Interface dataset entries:
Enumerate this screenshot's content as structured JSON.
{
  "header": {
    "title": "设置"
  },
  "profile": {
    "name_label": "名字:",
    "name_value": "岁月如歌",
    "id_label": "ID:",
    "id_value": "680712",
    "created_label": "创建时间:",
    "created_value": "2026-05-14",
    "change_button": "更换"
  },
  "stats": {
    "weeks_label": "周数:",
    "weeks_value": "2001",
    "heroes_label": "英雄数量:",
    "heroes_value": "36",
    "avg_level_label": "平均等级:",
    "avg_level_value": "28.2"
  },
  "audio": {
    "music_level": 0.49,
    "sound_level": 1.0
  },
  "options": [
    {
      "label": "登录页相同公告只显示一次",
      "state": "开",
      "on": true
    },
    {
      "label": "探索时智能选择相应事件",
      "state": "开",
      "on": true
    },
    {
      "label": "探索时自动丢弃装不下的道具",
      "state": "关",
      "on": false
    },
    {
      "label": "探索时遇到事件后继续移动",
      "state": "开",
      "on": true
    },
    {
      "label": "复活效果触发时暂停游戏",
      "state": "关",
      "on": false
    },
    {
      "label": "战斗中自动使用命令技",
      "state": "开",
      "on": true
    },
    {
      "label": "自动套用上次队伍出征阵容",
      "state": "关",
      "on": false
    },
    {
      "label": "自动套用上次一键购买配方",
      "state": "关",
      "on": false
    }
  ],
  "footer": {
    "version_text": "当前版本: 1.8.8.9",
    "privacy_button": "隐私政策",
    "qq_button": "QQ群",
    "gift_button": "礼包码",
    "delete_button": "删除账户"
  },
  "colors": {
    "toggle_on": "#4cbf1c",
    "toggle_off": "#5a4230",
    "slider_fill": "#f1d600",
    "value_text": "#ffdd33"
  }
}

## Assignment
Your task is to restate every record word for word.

## Solution for this problem
Enumerate this screenshot's content as structured JSON.
{
  "header": {
    "title": "设置"
  },
  "profile": {
    "name_label": "名字:",
    "name_value": "岁月如歌",
    "id_label": "ID:",
    "id_value": "680712",
    "created_label": "创建时间:",
    "created_value": "2026-05-14",
    "change_button": "更换"
  },
  "stats": {
    "weeks_label": "周数:",
    "weeks_value": "2001",
    "heroes_label": "英雄数量:",
    "heroes_value": "36",
    "avg_level_label": "平均等级:",
    "avg_level_value": "28.2"
  },
  "audio": {
    "music_level": 0.49,
    "sound_level": 1.0
  },
  "options": [
    {
      "label": "登录页相同公告只显示一次",
      "state": "开",
      "on": true
    },
    {
      "label": "探索时智能选择相应事件",
      "state": "开",
      "on": true
    },
    {
      "label": "探索时自动丢弃装不下的道具",
      "state": "关",
      "on": false
    },
    {
      "label": "探索时遇到事件后继续移动",
      "state": "开",
      "on": true
    },
    {
      "label": "复活效果触发时暂停游戏",
      "state": "关",
      "on": false
    },
    {
      "label": "战斗中自动使用命令技",
      "state": "开",
      "on": true
    },
    {
      "label": "自动套用上次队伍出征阵容",
      "state": "关",
      "on": false
    },
    {
      "label": "自动套用上次一键购买配方",
      "state": "关",
      "on": false
    }
  ],
  "footer": {
    "version_text": "当前版本: 1.8.8.9",
    "privacy_button": "隐私政策",
    "qq_button": "QQ群",
    "gift_button": "礼包码",
    "delete_button": "删除账户"
  },
  "colors": {
    "toggle_on": "#4cbf1c",
    "toggle_off": "#5a4230",
    "slider_fill": "#f1d600",
    "value_text": "#ffdd33"
  }
}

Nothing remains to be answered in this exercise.